Recycling Electronics While Rebuilding Lives
L.A.'s Homeboy Electronics Recycling is helping HP support local communities as it expands its pioneering closed-loop recycling system.
Exactly one year ago, Donnie Holland’s life changed completely.
After 20 years in prison and months of moving from one dreary job to another in Los Angeles, Holland got a tip to try interviewing at Homeboy Electronics Recycling. Now, as he heads out every day to companies to pick up old computers, printers and phones to recycle, Holland is proud to be the face of Homeboy and the good work it’s doing.
“Now I have a purpose,” he says. “I love the hands-on knowledge you get here at Homeboy Electronics Recycling. We're there for one another.”
Life-skills training and social services, too
Homeboy Electronics Recycling, part of Homeboy Industries, was founded nearly seven years ago with the mission of boosting the recycling rates of digital gadgets that too often get tossed in the trash — and in the process, creating good jobs for people who face employment barriers, including felons and former gang members. Homeboy Industries provides job and life-skills training and free social services while employing nearly 300 people at a host of social enterprises it owns along with Homeboy Electronics Recycling, including Homeboy Foods bakery, a farm-to-table café and farmers markets.
“This is a company full of changemakers,” says Kabira Stokes, Homeboy Electronics Recycling’s founder and CEO. “They're changing what we do with our electronics — and it's because we gave them a chance to change their lives.”
That mission has made Homeboy a critical link in the sustainable future that HP is building. HP recognized years ago that the traditional, linear “take, make, dispose” model of manufacturing isn’t sustainable on a planet where the population is booming and resources are dwindling.
“Sustainability, together with technology, can be a very powerful force for both growth and innovation,” says Patrick Gibbs, manager of North America hardware recycling for HP.
From cartridges to computers
HP’s pioneering closed-loop recycling program is a key component of this effort. To date, HP has used more than 784 million HP cartridges, 4 billion recycled plastic bottles and more than 86 million plastic hangers to manufacture new Original HP ink and toner cartridges. Today, over 80 percent of HP ink cartridges and 100 percent of HP LaserJet toner cartridges contain recycled plastics.1 In 2017, HP expanded its closed-loop production to printers, with computers next in line for the switch to closed-loop recycling.
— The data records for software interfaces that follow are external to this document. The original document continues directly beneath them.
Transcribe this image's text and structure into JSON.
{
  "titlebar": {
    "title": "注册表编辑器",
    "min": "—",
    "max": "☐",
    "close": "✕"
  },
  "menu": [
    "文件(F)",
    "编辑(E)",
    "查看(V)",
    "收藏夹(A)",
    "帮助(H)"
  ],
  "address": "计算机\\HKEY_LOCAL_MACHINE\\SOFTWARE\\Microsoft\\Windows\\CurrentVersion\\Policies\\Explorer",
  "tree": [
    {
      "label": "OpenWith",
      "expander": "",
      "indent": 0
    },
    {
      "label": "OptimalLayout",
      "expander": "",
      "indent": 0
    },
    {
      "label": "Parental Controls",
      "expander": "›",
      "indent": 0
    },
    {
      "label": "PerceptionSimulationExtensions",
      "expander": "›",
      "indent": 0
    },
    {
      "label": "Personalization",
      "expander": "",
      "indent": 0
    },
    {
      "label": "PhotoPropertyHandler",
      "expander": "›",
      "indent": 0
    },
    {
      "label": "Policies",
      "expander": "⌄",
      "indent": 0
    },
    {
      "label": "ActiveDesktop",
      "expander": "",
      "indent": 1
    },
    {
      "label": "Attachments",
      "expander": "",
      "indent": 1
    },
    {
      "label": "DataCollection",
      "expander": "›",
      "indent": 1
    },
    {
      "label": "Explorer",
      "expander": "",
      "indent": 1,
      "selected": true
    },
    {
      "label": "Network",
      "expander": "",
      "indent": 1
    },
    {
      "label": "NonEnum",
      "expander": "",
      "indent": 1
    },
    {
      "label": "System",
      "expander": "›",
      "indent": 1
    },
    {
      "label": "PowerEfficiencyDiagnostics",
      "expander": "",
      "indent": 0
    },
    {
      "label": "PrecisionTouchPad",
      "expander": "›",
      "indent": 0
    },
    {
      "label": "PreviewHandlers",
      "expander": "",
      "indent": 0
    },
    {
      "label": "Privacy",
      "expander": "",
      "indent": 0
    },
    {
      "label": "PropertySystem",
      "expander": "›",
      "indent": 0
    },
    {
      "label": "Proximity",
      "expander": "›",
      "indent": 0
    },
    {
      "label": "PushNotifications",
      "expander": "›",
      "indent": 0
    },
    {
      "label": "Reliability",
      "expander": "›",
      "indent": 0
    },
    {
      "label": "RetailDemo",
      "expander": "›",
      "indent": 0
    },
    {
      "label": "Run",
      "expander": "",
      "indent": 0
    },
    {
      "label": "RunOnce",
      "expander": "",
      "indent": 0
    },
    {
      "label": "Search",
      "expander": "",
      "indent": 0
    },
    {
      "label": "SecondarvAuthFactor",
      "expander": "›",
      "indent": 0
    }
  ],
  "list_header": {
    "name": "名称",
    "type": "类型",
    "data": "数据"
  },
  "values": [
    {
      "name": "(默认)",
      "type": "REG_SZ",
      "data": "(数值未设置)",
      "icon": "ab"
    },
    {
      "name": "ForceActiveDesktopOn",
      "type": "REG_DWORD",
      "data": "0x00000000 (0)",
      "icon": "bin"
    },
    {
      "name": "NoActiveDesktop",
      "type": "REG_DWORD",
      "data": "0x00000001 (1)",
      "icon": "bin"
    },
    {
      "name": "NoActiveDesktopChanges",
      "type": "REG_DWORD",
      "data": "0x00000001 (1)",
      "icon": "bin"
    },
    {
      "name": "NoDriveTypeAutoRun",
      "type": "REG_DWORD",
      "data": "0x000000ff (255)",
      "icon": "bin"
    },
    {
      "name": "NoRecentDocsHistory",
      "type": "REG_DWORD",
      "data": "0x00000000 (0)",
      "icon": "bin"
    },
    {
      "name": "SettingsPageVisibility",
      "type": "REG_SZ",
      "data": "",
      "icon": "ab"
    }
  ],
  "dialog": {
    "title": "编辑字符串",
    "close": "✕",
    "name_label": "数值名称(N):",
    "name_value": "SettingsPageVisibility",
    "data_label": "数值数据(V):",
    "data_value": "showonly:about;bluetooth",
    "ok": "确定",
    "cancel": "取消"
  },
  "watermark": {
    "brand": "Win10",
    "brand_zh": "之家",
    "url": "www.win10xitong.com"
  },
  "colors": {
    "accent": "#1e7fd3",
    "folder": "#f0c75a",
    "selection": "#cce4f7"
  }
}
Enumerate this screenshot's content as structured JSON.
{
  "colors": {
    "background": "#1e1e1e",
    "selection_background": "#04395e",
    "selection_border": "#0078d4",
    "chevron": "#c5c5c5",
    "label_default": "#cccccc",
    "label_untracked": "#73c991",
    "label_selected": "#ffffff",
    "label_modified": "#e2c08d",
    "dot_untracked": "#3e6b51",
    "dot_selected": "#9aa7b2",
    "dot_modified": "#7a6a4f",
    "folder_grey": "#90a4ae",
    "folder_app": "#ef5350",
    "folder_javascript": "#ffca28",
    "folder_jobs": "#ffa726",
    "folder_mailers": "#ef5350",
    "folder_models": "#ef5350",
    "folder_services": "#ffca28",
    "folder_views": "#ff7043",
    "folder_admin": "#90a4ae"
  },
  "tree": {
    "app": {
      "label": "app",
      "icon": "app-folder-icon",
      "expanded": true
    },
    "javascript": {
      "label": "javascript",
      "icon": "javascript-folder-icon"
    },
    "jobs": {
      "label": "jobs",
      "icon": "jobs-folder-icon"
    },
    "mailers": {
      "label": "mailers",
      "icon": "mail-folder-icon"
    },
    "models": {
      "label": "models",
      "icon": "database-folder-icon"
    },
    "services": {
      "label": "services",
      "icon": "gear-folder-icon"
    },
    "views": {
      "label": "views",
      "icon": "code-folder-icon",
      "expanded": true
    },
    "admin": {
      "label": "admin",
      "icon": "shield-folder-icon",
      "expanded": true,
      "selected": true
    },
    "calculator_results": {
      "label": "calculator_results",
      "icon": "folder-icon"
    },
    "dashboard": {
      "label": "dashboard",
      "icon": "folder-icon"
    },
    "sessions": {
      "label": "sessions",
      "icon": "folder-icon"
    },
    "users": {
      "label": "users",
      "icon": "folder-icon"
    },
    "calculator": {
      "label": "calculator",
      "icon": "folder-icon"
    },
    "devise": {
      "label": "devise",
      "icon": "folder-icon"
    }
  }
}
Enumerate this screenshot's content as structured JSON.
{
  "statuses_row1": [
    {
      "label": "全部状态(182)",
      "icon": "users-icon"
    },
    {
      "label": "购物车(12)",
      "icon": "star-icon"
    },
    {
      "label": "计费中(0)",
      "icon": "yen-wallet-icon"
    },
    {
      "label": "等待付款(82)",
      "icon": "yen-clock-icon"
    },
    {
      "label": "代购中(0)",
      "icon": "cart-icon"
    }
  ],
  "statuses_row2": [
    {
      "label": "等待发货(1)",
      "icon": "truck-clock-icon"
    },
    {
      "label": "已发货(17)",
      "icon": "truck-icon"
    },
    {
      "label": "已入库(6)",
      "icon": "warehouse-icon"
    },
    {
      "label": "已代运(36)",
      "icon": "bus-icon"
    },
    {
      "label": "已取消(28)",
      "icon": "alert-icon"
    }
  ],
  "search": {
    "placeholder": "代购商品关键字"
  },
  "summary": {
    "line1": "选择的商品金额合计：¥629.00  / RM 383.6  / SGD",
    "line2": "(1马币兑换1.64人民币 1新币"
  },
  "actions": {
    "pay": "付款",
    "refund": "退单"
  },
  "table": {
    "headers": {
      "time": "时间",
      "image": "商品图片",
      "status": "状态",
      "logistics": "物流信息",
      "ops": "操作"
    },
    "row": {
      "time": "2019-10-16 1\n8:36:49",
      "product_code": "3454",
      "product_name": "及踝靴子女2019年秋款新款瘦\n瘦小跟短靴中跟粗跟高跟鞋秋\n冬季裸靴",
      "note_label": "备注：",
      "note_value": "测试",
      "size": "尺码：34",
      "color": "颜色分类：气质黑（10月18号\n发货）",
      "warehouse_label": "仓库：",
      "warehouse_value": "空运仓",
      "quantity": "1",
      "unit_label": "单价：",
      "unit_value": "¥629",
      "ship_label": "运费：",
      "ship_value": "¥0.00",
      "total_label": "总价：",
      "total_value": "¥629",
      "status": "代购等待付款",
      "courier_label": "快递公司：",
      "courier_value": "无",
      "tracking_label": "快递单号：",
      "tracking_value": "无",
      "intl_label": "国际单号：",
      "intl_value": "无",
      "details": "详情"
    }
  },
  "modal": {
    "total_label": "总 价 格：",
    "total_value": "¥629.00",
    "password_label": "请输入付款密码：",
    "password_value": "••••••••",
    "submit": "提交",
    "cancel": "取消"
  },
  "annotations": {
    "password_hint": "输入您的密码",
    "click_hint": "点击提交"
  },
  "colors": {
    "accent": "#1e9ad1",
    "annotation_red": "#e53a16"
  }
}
The products are collected in multiple ways available at hp.com/recycle — for example, from consumers by HP’s recycling partners, such as Best Buy, which has drop-off recycling stations for all brands of hardware in its stores.
This is where Homeboy (a subcontractor to Sims Recycling, HP's core recycling partner) and other recycling collaborators come in. HP sends shipments of the end-of-service printers to Homeboy’s warehouses, where its employees manually disassemble the products, pulling out the plastics that can be recycled and reused.
Working together works best
Homeboy is helping HP recover more material to recycle and develop innovations to improve the closed-loop process. The partnership also enables Homeboy Electronics Recycling to expand its operations — which means it can hire more employees.
“Working with a manufacturer like HP is really the dream I had,” says CEO Stokes. “It’s the next level for our company. But what’s also super-exciting is to be involved in this closed-loop initiative.”
The partnership also has a personal connection that echoes HP’s historic commitment to helping local communities, which dates back to its founders, Bill Packard and Dave Hewlett: HP’s Gibbs grew up on the same street in Hollywood as Father Greg Boyle, the Jesuit priest who founded Homeboy Industries.
Together, consumers who recycle their computing equipment, HP Planet Partners and employees of recycling partners such as Holland are keeping tons of plastic out of landfills and oceans. “There are no small efforts here,” says Gibbs. “It’s the combined effort — society and businesses working together — that will solve the problems we face.”
1. 80% of Original HP ink cartridges contain between 45-70% recycled content. 100% of Original HP toner cartridges contain between 5-38% post-consumer or post-industrial recycled content. Does not include toner bottles. See www.hp.com/go/recycledcontent for list.